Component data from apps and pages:
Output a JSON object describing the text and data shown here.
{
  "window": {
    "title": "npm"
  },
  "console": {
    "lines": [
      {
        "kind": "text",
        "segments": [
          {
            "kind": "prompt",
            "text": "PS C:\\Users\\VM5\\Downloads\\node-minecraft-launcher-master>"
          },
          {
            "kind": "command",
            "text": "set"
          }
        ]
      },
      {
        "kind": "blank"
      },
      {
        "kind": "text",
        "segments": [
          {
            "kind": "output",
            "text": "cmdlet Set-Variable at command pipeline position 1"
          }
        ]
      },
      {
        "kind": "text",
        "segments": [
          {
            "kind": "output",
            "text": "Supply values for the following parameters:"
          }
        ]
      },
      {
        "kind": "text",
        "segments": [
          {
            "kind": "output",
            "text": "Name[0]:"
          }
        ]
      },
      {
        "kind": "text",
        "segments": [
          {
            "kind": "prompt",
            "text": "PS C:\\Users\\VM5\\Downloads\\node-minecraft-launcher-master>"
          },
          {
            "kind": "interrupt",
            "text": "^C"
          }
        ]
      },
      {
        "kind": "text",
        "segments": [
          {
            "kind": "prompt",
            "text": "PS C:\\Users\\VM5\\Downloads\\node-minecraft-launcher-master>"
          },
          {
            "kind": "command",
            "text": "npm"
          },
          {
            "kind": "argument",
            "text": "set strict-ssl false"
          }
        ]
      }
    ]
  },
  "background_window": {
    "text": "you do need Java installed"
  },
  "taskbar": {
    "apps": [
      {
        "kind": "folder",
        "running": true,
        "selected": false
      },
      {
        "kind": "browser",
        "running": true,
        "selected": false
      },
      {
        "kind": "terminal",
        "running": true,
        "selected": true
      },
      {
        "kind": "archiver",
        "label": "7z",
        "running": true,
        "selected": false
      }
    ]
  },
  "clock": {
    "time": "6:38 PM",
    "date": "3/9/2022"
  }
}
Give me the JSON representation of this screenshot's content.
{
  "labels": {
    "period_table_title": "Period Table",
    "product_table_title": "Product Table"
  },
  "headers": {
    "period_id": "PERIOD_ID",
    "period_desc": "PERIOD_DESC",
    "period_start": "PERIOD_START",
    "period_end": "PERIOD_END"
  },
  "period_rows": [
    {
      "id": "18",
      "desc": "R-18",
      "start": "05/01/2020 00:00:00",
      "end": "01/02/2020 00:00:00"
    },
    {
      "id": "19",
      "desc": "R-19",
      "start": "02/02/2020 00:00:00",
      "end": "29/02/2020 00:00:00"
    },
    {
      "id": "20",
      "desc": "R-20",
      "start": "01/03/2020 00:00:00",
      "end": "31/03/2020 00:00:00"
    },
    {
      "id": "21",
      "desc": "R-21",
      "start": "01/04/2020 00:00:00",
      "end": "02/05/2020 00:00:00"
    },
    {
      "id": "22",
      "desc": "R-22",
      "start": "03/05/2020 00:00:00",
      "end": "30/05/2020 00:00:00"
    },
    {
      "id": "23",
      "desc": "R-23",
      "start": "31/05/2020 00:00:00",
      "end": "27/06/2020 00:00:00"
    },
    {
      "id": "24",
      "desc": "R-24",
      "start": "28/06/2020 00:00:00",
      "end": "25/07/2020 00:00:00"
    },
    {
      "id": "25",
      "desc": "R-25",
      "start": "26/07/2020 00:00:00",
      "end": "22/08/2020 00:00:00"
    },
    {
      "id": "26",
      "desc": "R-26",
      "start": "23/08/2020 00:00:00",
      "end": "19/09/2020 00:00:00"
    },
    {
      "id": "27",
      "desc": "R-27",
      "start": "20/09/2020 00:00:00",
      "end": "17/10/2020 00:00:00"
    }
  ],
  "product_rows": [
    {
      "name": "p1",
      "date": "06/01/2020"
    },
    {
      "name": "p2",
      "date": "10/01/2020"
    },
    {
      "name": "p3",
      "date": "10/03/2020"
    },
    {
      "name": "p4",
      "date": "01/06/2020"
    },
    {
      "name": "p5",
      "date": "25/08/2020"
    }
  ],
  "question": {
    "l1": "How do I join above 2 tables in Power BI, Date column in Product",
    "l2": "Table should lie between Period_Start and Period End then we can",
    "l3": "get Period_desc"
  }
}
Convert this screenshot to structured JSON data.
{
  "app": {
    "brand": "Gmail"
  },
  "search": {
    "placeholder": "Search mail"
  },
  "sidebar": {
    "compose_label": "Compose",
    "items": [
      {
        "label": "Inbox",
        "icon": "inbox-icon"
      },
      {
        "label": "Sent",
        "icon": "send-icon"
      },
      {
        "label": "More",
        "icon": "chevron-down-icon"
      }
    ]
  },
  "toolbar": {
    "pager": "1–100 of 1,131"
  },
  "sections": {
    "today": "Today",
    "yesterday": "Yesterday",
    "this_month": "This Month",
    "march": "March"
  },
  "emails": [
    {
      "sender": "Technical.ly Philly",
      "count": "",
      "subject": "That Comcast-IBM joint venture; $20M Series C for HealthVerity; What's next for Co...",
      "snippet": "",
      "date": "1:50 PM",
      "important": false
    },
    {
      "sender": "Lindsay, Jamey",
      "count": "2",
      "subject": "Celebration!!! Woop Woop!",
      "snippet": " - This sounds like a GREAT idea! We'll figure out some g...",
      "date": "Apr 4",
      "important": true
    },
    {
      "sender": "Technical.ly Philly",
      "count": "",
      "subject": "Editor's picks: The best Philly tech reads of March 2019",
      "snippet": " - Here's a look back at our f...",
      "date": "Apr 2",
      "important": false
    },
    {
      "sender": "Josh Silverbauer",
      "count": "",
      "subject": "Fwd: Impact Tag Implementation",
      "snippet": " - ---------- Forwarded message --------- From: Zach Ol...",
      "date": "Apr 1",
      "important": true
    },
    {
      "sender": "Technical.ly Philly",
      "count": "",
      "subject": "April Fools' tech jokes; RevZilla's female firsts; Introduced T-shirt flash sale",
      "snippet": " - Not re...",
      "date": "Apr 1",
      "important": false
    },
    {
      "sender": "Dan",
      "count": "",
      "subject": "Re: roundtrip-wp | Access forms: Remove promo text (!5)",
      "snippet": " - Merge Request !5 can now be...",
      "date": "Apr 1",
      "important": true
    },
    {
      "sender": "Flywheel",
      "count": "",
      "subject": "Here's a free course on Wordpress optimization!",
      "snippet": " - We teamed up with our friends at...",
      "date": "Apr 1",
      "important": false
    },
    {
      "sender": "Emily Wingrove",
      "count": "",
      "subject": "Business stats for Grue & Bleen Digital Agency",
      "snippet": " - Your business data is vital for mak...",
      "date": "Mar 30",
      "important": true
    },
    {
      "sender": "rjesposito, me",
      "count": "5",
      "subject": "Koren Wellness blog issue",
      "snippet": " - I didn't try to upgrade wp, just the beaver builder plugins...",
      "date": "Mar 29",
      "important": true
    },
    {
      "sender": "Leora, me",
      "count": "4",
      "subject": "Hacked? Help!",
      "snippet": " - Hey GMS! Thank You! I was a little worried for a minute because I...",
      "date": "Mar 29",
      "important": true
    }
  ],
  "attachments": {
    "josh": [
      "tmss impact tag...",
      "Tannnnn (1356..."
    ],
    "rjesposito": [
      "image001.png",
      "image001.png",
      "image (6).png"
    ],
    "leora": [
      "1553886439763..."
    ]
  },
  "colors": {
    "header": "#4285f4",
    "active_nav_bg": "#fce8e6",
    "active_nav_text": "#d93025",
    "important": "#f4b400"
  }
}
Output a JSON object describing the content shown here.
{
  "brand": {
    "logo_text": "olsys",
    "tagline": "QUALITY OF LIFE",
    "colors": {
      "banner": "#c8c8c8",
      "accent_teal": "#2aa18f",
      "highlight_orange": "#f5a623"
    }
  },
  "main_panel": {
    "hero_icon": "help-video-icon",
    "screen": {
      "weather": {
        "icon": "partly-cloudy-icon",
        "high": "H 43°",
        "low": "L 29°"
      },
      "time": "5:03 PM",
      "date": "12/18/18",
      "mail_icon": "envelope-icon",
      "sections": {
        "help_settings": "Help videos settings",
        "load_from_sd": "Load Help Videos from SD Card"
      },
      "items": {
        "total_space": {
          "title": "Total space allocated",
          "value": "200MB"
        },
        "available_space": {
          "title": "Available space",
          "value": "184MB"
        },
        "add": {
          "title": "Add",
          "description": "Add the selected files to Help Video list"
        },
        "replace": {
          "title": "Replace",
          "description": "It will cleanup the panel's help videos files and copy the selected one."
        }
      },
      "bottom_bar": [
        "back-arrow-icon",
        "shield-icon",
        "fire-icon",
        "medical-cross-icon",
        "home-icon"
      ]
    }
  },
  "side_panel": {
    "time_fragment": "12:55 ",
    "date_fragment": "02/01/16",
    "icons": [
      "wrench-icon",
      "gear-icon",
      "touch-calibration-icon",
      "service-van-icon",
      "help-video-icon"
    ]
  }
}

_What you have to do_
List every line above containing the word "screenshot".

_Answer section_
Give me the JSON representation of this screenshot's content.
Convert this screenshot to structured JSON data.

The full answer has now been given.